Donald Trump has been on a “victory tour” falsely telling his rabid supporters that he won a “massive landslide victory.” Donald Trump’s Electoral College victory was not a ‘massive landslide’.
According to the 2016 National Popular Vote Tracker, Hillary Clinton now leads by 2.8 million votes (more than 2.1 percent of the total vote) as states continue to report final results.
Trump won 30 states, gathering 306 of 538 electoral votes. There have been 45 presidential elections in which the winning candidate won a larger share of the electoral vote.
[Trump’s popular vote] deficit gives him the third-worst vote margin among winning candidates since 1824.
But Trump’s self-angrandizing falsehood gets repeated in the Epistemic closure of the ‘conservative misinformation feedback loop’ media bubble, and this is the result: A new poll shows an astonishing 52% of Republicans incorrectly think Trump won the popular vote:
Half of all Republicans actually think Trump won the popular vote.
In a nationally representative online survey of 1,011 Americans conducted by Qualtrics between Dec. 6 and 12, we asked respondents, “In last month’s election, Donald Trump won the majority of votes in the electoral college. Who do you think won the most popular votes?”
Twenty-nine percent said Donald Trump won the popular vote. This is a slightly larger proportion than in a recent Pew survey in which 19 percent said Trump won the popular vote.
Respondents’ correct understanding of the popular vote depended a great deal on partisanship. A large fraction of Republicans — 52 percent — said Trump won the popular vote, compared with only 7 percent of Democrats [who are these people?] and 24 percent of independents.
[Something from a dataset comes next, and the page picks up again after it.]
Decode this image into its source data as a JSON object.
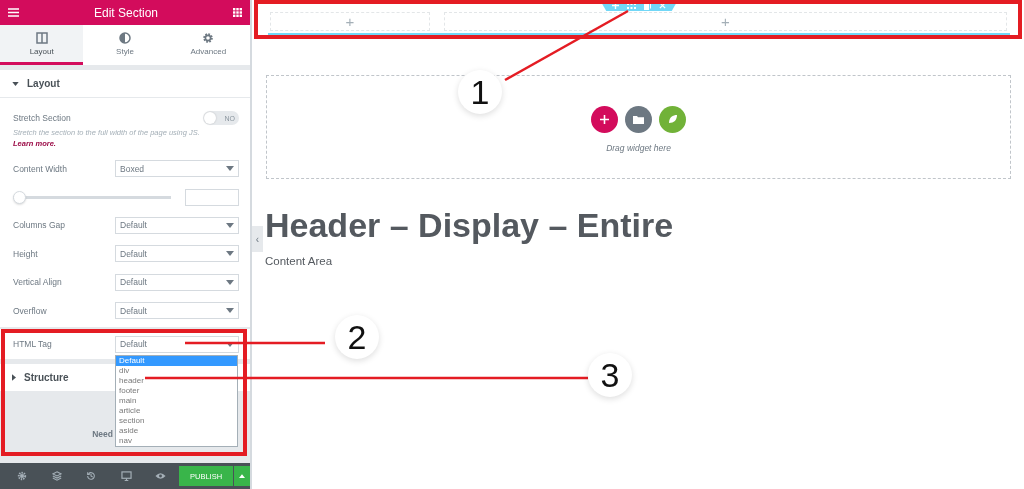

Among Republicans without any college education, the share was even larger: 60 percent, compared with 37 percent of Republicans with a college degree.
This same pattern of partisan bias didn’t emerge on other factual questions in our survey. For example, we asked respondents to estimate the size of the country’s African American and Latino populations. As is typical, people tended to overestimate the size of these groups: On average, respondents think 27 percent of Americans are black and 28 percent are Latino. (The correct answers as of 2015 are 13.3 percent and 17.6 percent.)
But these numbers do not vary by party affiliation. Democrats and Republicans make similar guesses, on average.
These results align with something social scientists have long recognized: We choose facts to be consistent with our prior beliefs. In this case, Republicans are more likely to endorse erroneous claims about Trump’s victory because it aligns with their partisanship. They do not, however, have any partisan motivation when estimating the size of minority groups.
I don’t know how we can ever achieve the goal of an informed electorate in an era of fake news and epistemic closure in a post-truth America where feelings have replaced irrefutable facts.